*** Begin section ***

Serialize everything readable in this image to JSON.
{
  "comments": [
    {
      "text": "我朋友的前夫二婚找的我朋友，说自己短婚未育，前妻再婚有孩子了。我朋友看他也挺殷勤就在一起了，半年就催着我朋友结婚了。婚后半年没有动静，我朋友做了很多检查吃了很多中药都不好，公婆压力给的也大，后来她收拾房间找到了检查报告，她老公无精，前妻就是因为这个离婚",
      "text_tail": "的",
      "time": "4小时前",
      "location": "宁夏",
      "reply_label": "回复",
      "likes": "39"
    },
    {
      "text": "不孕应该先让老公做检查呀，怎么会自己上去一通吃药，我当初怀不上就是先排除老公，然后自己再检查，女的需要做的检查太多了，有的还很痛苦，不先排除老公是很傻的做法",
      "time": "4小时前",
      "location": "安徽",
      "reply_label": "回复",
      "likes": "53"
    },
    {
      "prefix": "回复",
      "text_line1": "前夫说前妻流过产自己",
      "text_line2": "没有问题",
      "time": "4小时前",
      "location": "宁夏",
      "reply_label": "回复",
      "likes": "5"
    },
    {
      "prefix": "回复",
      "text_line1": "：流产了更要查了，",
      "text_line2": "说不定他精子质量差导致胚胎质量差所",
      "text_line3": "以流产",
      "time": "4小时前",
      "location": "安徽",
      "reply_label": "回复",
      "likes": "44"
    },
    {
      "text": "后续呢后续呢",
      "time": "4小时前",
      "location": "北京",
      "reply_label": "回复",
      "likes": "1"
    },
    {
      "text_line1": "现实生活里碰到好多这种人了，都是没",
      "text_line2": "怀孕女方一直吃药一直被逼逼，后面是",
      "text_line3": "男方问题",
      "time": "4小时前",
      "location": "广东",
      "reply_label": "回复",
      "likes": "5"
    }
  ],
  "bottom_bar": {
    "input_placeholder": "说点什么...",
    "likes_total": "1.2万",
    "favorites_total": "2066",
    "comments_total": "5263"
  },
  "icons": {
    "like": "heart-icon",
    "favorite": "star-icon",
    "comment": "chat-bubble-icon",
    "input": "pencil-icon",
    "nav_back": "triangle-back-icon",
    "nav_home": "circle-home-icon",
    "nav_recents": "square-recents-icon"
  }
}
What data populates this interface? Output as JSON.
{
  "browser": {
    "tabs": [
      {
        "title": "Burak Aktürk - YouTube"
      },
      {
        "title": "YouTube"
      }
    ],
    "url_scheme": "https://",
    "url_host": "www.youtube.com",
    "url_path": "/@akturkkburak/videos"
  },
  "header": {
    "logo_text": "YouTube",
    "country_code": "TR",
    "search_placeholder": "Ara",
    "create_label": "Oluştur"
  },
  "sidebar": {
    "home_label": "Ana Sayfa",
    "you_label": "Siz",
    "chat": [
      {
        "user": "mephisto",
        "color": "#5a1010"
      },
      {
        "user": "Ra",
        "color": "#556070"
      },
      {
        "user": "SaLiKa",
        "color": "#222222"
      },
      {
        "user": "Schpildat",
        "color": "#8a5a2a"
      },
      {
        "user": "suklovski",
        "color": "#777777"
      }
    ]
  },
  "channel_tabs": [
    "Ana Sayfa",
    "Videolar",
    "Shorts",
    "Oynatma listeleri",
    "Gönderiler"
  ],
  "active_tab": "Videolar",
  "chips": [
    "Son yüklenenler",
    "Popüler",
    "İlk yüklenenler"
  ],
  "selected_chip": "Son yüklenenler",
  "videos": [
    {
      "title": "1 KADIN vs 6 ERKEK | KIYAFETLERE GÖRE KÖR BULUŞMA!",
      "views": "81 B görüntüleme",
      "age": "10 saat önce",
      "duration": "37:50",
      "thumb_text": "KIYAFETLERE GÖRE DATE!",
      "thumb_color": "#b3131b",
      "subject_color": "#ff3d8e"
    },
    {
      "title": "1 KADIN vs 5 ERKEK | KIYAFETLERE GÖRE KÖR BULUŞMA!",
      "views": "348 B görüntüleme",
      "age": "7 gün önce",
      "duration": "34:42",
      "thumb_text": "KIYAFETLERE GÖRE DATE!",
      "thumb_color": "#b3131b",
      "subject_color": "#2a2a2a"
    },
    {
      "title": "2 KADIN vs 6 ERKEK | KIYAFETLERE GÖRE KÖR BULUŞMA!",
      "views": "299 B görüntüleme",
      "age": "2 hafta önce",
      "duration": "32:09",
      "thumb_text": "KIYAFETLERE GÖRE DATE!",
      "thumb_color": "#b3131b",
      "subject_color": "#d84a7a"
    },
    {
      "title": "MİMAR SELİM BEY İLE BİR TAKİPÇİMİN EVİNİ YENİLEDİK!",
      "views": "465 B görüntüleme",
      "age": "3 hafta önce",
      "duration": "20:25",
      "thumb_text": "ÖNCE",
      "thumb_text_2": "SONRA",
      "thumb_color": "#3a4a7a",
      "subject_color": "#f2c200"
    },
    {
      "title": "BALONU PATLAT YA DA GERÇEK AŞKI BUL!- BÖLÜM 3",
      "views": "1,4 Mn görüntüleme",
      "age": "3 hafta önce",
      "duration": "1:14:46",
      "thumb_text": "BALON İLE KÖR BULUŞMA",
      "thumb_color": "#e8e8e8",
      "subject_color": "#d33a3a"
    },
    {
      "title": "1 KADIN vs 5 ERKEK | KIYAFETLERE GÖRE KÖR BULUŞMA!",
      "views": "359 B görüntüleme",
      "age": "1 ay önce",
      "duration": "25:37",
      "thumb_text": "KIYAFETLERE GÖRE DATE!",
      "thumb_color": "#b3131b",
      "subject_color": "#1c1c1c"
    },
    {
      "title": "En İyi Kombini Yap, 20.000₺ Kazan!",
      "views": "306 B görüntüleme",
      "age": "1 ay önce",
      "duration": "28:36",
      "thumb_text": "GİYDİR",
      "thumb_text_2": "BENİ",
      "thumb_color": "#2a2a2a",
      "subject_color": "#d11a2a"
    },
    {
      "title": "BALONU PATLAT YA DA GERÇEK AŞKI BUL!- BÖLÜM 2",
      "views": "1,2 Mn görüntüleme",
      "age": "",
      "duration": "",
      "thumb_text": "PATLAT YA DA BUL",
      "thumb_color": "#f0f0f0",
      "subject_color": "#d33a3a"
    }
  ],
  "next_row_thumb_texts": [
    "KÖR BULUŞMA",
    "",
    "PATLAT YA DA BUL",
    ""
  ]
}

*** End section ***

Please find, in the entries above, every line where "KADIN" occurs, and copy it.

**Your solution:**
      "title": "1 KADIN vs 6 ERKEK | KIYAFETLERE GÖRE KÖR BULUŞMA!",
      "title": "1 KADIN vs 5 ERKEK | KIYAFETLERE GÖRE KÖR BULUŞMA!",
      "title": "2 KADIN vs 6 ERKEK | KIYAFETLERE GÖRE KÖR BULUŞMA!",
      "title": "1 KADIN vs 5 ERKEK | KIYAFETLERE GÖRE KÖR BULUŞMA!",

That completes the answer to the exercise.